Increasing numbers of 3D printing companies and manufacturing firms are looking to improve additive manufacturing. These companies often partner together to solve an issue. This time around Fortify will use MultiMechanics’ MultiMech software to improve the predictability of 3D printing products. This will allow them to make a print more consistent with the design they intended and also improve structural integrity.
Fortify will use MultiMech to optimise the designs by controlling the fiber orientation throughout the structure. Along with analysing and collecting the data on product formation, they are particularly interested in optimising composite parts. MultiMech will act as a tool to provide the required feedback for these closed-loop iterative design.
Fortify and MultiMechanics are both improving the control users have on their prints, both for different areas. Fortify allows it in terms of hardware, while MultiMechanics allows it in terms of software.
“We see a definite need for better predictability in 3-D printing, and we believe that our application poses a unique use case for the MultiMechanics software. The resulting printed parts take full advantage of the strength-to-weight benefits of composite materials to a degree of resolution and complexity not possible before”, stated Josh Martin, CEO of Fortify.

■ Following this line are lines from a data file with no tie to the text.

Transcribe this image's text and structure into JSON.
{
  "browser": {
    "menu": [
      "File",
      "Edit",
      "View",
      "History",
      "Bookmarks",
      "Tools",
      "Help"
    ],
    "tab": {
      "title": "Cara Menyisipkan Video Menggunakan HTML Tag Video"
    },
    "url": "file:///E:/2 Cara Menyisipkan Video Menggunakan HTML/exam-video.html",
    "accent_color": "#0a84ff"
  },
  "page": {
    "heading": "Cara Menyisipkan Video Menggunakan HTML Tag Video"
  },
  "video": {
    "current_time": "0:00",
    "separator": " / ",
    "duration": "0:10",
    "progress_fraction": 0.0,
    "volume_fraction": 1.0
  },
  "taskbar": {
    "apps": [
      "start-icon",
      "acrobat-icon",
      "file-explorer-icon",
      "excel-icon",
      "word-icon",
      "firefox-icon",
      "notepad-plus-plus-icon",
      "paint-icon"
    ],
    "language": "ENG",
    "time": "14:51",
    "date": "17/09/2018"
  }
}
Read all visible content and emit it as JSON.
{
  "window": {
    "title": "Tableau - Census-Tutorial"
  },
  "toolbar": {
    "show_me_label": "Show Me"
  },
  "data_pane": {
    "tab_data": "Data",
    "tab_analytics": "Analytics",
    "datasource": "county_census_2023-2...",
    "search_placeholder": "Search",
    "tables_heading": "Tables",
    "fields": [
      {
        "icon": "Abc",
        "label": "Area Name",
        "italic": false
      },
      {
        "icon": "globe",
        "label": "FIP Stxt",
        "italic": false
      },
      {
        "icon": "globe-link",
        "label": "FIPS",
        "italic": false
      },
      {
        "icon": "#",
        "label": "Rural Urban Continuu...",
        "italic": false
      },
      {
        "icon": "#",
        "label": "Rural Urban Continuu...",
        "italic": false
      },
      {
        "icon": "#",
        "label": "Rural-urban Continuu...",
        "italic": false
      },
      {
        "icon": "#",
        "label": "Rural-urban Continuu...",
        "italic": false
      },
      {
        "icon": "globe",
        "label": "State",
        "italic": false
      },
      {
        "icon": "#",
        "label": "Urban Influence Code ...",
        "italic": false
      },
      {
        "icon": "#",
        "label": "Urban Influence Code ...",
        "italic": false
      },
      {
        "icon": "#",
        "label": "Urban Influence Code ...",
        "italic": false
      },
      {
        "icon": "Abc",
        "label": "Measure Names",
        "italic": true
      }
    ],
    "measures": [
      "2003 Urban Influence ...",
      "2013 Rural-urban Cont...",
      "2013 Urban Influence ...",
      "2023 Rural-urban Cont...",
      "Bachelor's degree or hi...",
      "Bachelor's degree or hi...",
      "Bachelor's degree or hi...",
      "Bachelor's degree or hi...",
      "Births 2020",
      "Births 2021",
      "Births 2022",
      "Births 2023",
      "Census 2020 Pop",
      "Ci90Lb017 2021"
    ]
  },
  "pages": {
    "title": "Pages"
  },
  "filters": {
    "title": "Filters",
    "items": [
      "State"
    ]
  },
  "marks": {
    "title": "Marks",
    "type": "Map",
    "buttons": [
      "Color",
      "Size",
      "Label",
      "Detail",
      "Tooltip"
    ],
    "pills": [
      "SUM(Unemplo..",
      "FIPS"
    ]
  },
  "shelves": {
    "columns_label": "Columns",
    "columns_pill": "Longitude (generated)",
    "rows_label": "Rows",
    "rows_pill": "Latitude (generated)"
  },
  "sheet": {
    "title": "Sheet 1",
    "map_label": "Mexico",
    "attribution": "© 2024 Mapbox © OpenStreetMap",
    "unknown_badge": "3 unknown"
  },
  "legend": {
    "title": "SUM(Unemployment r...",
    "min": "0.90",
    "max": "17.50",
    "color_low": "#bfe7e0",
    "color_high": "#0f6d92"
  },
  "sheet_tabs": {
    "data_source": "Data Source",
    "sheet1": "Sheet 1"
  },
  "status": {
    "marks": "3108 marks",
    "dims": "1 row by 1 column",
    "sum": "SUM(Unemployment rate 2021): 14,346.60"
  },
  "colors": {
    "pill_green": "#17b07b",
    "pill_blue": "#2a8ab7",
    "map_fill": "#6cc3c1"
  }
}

“The resulting printed parts take full advantage of the strength-to-weight benefits of composite materials to a degree of resolution and complexity not possible before. We have a few exciting projects in the pipeline that will benefit from the use of MultiMech, including end use components for industrial UAVs and injection molding tools.”
The companies are looking to gather data to further enhance Fortify’s print analysis software, INFORM, and generate better microstructures using the Fluxprint process. These formations are will be based on microstructure analyses performed in MultiMech. As both companies go forward, they will apply the MultiMech API in Fortify printers. This would enable Fortify printers to use simulation capabilities of MultiMechanics simulation software. As a result, it would bolster more control over the 3D printing process, from design and testing to final production.
Featured image courtesy of inside composites.